BEGIN Task input

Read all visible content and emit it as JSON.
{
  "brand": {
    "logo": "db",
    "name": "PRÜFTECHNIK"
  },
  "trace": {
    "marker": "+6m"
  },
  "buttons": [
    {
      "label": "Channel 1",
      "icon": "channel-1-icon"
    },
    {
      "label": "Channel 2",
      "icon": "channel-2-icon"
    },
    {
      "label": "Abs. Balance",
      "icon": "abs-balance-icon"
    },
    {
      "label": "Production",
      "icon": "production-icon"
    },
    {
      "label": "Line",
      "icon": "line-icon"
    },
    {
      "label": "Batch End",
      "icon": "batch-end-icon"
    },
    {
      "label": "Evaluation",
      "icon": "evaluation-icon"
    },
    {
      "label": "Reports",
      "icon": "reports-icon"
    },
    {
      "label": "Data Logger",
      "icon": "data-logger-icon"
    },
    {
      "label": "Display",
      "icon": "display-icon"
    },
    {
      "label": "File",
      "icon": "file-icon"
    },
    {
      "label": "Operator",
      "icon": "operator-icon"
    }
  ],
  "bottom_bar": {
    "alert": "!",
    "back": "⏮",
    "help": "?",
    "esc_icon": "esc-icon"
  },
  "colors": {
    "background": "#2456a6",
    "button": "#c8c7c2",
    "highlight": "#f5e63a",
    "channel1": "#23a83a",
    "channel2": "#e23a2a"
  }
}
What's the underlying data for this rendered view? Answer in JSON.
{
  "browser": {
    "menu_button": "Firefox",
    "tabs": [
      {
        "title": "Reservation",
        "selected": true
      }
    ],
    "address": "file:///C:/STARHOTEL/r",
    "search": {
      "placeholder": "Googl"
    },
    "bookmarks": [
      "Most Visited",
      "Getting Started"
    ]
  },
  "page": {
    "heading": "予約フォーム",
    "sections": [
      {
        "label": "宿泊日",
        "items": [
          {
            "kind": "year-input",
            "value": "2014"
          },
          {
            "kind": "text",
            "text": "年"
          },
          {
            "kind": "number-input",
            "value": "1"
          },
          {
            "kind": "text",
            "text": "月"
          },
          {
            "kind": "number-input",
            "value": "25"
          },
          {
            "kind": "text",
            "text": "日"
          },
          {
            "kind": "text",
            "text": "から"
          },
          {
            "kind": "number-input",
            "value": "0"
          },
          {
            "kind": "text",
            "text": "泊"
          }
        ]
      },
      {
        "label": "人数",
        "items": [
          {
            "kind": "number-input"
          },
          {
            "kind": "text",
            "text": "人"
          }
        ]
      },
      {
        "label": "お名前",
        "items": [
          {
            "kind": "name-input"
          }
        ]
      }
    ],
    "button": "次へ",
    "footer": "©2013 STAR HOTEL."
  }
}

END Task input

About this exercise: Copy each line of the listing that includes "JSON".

Output below:
Read all visible content and emit it as JSON.
What's the underlying data for this rendered view? Answer in JSON.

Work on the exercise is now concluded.